Why go: Though slightly pricier than some of the city’s Tex-Mex establishments, the quality of the food, festive environment and reliable great service make this a favorite for locals looking for their Tex-Mex fix. Order classics like cheese enchiladas and sizzling fajitas, and make sure to pair them with a margarita (or three).
What is it: Opened in 2017, Nobie’s may not have the history of other eateries on this list, but that's certainly no reason to dismiss it. Named after executive chef Martin Stayer’s grandmother, this homely spot is effortlessly charming. Like a well-kept secret, it's tucked away on a neighborhood side street – in a quaint bungalow.
Why go: Stayer’s warming and home-style menu elevates comfort food to a whole new level. Since the rotating menu offers several perfect-for-sharing small plates, it's a perfect spot to meet a friend and catch up over food and cocktails. Our recommendations? The Texas tartare, old-fashioned chicken liver mousse and any of the salads.rospective P diners take note – Nobie’s doesn’t take reservations, so don't be surprised about waiting for a table if you plan on eating with a large group. But trust us, it's worth it.
What is it: This unassuming restaurant in an Asiatown strip mall specializes in delicious Vietnamese street food from the central city of Hue. The family-run establishment’s friendly staff and very reasonable prices make this a destination-worthy spot despite the driving distance.
Why go: Though it’s perfectly fine to dine alone or as part of a duo, bring a group to justify ordering the many delicious small plate options. Order the banh beo steamed rice cakes appetizer combo platter, which includes all three varieties of the house specialty cakes: banh nam, banh bot loc la and banh beo. Pro tip: pick up a bag of pork floss for the road on your way out.
What is it: This no-frills, cash-only taco truck in Montrose serves what many consider to be the best tacos in the city, which locals enjoy with cold beers at adjacent West Alabama Ice House.
Why go: Locals flock to this low-key outdoor watering hole to drink cold beer, eat cheap and tasty tacos, play yard games and cheer on Houston sports teams. The very casual neighborhood spot is a destination for a range of regulars that belong to motorcycle crews, young families and everyone in-between. Word to the wise: Tacos Tierra Caliente’s salsa is very spicy and not for the faint of heart—so beware.
What is it: This neighborhood greasy spoon has long ceased to be a grocery store but stayed in business serving enormous breakfasts and old-fashioned burgers.

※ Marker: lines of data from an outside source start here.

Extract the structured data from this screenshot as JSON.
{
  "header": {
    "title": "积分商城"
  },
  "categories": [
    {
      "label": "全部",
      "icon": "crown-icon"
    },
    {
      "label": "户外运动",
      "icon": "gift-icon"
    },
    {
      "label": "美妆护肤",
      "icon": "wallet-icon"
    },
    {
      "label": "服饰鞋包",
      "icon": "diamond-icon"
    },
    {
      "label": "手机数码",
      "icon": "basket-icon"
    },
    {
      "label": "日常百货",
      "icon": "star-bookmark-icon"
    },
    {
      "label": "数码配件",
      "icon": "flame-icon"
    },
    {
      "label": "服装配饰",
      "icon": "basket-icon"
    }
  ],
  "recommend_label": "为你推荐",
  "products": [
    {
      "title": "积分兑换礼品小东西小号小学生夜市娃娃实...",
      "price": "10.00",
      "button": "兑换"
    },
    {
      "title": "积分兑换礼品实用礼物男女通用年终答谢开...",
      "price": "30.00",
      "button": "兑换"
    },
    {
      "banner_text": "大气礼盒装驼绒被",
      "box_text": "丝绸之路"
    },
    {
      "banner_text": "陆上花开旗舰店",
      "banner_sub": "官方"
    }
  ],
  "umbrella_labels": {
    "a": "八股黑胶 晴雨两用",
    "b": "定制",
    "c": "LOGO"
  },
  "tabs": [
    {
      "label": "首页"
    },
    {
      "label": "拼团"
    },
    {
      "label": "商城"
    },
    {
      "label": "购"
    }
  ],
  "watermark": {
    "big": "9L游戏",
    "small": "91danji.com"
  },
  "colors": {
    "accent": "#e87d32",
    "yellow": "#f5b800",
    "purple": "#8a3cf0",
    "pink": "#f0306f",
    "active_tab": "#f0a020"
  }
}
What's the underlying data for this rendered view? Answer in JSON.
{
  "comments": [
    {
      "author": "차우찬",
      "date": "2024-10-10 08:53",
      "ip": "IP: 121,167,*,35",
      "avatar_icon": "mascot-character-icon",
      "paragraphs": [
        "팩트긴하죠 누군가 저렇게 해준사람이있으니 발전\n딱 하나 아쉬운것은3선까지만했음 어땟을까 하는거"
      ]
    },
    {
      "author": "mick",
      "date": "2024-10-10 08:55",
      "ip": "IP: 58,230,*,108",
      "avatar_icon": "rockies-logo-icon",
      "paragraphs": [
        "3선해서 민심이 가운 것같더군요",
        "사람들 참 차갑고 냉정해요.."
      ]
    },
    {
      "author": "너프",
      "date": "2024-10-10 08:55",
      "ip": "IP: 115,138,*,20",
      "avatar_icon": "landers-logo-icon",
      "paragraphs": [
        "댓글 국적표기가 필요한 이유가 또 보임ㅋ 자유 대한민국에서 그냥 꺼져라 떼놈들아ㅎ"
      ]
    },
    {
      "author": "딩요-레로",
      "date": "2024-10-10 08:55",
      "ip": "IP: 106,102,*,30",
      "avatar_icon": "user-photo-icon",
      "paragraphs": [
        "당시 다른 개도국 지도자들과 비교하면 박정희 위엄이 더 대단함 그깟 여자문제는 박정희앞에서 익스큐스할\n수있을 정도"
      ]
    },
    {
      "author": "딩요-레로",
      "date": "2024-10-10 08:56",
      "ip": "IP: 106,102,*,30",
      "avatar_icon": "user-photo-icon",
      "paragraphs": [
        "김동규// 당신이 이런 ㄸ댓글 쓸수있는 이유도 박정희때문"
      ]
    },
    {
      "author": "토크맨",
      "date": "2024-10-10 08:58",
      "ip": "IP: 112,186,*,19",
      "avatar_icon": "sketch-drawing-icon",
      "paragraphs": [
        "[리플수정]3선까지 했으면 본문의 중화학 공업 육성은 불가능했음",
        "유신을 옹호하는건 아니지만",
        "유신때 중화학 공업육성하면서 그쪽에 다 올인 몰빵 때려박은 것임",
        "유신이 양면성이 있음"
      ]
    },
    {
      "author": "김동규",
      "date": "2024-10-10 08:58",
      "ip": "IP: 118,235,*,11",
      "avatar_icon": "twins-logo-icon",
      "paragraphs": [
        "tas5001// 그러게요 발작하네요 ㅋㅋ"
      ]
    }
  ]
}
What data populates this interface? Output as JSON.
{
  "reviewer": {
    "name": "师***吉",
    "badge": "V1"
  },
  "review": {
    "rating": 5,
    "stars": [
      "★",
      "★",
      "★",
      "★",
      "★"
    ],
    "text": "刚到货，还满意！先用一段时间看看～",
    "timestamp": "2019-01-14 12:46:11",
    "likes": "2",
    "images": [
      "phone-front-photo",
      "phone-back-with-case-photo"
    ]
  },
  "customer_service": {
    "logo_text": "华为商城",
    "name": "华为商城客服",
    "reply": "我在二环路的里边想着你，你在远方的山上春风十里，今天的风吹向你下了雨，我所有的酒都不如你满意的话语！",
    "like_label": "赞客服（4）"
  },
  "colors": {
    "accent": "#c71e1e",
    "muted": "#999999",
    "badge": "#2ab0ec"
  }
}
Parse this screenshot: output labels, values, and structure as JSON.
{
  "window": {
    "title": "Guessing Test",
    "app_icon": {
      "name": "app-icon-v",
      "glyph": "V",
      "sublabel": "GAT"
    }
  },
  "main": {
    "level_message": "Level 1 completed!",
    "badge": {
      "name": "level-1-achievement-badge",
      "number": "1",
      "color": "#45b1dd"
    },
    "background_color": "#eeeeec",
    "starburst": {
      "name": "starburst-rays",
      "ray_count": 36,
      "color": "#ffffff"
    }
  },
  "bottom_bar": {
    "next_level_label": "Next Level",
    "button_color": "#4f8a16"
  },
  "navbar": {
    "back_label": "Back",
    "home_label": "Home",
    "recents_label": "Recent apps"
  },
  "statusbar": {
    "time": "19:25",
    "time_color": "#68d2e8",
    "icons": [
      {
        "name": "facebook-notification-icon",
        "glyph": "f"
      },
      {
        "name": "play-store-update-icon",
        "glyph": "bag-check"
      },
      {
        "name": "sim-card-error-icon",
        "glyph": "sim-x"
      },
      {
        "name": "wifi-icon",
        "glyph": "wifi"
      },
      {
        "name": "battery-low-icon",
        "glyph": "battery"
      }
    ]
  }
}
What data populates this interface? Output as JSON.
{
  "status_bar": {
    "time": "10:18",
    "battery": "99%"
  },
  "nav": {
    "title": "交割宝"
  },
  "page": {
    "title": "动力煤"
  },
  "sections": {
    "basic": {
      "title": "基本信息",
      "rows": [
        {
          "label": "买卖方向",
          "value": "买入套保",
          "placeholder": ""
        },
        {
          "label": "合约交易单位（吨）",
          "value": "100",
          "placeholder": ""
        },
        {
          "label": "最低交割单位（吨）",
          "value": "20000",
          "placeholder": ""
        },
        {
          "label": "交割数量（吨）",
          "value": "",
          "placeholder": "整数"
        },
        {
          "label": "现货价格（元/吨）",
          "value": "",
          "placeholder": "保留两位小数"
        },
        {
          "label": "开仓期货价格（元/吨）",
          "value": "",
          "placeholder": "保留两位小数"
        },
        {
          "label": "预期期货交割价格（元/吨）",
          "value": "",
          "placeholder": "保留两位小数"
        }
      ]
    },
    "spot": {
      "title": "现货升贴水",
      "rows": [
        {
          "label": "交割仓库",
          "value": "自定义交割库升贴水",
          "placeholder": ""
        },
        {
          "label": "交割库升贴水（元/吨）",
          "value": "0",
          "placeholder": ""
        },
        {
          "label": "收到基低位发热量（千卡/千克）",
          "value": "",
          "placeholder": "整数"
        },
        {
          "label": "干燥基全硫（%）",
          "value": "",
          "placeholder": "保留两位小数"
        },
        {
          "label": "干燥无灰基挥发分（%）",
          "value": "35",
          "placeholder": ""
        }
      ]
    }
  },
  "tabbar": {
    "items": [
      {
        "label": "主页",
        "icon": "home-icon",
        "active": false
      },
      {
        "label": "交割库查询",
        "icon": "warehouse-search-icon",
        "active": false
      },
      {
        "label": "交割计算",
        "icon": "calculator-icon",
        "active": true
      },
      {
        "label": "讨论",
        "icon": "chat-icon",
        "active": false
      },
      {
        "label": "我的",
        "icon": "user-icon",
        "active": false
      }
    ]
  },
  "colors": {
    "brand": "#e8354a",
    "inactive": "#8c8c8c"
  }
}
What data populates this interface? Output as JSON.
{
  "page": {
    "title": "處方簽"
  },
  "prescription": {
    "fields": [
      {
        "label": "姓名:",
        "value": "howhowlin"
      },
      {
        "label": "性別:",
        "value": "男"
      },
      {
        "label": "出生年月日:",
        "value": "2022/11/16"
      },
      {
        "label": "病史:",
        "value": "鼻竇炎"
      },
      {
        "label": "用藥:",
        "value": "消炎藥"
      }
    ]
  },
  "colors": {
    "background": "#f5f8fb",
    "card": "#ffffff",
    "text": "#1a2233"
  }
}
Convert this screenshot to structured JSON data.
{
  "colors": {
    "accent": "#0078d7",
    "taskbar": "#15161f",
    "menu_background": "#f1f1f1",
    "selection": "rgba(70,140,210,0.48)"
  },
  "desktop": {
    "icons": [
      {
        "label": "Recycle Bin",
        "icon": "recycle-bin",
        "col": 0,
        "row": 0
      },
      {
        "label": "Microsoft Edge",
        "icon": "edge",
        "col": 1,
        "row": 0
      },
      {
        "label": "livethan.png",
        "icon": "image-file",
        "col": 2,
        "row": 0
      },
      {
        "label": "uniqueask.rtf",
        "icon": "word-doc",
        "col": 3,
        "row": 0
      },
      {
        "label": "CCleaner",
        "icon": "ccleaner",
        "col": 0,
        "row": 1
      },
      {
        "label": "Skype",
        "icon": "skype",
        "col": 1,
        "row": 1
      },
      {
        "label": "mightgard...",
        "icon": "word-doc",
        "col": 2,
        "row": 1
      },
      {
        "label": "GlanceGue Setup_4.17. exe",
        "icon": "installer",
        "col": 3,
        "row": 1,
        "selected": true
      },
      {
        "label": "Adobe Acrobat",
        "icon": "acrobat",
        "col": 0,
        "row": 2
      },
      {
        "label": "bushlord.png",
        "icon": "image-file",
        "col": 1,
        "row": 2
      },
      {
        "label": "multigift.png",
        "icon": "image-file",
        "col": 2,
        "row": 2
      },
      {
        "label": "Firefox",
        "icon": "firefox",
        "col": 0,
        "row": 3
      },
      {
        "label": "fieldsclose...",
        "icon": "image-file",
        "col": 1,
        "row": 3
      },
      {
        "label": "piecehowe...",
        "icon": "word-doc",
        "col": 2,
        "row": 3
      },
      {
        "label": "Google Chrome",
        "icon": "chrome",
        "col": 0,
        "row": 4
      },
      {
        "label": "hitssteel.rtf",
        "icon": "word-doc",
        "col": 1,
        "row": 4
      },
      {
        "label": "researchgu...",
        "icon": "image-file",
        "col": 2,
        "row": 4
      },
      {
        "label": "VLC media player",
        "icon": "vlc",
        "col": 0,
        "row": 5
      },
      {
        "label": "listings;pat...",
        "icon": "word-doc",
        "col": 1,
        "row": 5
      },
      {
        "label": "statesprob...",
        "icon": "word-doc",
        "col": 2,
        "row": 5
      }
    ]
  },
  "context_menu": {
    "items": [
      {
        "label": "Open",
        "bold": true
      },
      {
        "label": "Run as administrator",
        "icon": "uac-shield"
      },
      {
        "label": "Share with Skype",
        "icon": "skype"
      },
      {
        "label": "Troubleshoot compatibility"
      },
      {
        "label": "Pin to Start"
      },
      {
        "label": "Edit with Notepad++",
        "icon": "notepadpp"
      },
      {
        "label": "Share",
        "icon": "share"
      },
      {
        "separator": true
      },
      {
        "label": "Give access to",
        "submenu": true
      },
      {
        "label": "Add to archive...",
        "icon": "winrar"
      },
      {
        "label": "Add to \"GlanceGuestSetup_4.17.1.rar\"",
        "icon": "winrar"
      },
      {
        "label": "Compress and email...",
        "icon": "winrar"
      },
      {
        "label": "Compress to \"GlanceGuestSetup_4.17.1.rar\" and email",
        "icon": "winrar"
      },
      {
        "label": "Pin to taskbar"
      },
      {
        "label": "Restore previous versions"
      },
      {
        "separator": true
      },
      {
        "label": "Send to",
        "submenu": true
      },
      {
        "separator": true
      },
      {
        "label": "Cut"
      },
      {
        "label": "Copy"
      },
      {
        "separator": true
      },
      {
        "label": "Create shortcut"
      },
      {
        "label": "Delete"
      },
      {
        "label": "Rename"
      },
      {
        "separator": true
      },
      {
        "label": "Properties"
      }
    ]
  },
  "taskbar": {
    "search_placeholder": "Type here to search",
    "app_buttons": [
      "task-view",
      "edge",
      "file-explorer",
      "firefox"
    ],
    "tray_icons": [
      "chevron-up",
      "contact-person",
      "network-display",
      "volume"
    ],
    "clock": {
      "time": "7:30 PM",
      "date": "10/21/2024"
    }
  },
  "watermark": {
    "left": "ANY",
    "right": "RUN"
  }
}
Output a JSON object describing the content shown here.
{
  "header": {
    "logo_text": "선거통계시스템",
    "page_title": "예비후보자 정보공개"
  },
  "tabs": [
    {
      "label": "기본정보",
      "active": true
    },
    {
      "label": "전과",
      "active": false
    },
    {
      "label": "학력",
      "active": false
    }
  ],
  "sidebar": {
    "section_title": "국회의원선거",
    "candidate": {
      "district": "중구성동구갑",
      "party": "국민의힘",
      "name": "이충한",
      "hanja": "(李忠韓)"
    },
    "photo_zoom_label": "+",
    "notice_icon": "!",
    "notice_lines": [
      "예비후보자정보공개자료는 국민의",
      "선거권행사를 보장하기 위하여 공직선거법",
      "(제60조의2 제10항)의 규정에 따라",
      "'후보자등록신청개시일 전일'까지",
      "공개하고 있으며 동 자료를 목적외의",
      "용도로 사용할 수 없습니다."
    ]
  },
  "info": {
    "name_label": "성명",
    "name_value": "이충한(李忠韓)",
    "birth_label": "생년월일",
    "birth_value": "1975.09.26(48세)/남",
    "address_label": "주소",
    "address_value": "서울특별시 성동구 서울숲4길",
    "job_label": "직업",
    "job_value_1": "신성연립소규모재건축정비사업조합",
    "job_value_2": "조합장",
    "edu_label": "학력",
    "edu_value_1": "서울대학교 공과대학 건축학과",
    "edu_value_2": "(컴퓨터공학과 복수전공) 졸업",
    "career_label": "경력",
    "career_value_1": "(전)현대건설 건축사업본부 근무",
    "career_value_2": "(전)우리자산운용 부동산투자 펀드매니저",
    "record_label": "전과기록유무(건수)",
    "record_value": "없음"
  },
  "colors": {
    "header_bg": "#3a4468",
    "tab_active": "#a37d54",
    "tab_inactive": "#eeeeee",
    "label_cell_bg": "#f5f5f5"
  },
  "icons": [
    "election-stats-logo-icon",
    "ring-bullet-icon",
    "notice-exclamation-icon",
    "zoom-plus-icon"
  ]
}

Continuously operating since 1934, the casual, cash-only joint still resides in an old house in Midtown.
Why go: The early hours and lunchtime burgers draw neighborhood crowds to the kitschy mom-and-pop restaurant. Order the old fashion hamburger if you’re feeling classic and the spicy firehouse burger to follow in the footsteps of Guy Fieri.
What is it: This Houston institution near the Southwest Freeway offers an Indo-Pakistani menu with a few Texas twists. Proprietor and Karachi native Kaiser Lashkari has been serving mouthwatering dishes for 30 years at the small strip-mall restaurant that fills up quickly during peak hours.
Why go: Himalaya draws a loyal clientele as diverse as the Bayou City to its no frills space. What the restaurant lacks in ambience, it makes up for in delicious food. Order the pillowy garlic naan, chicken hara masala, Hunter’s beef plate and Himalaya fried chicken.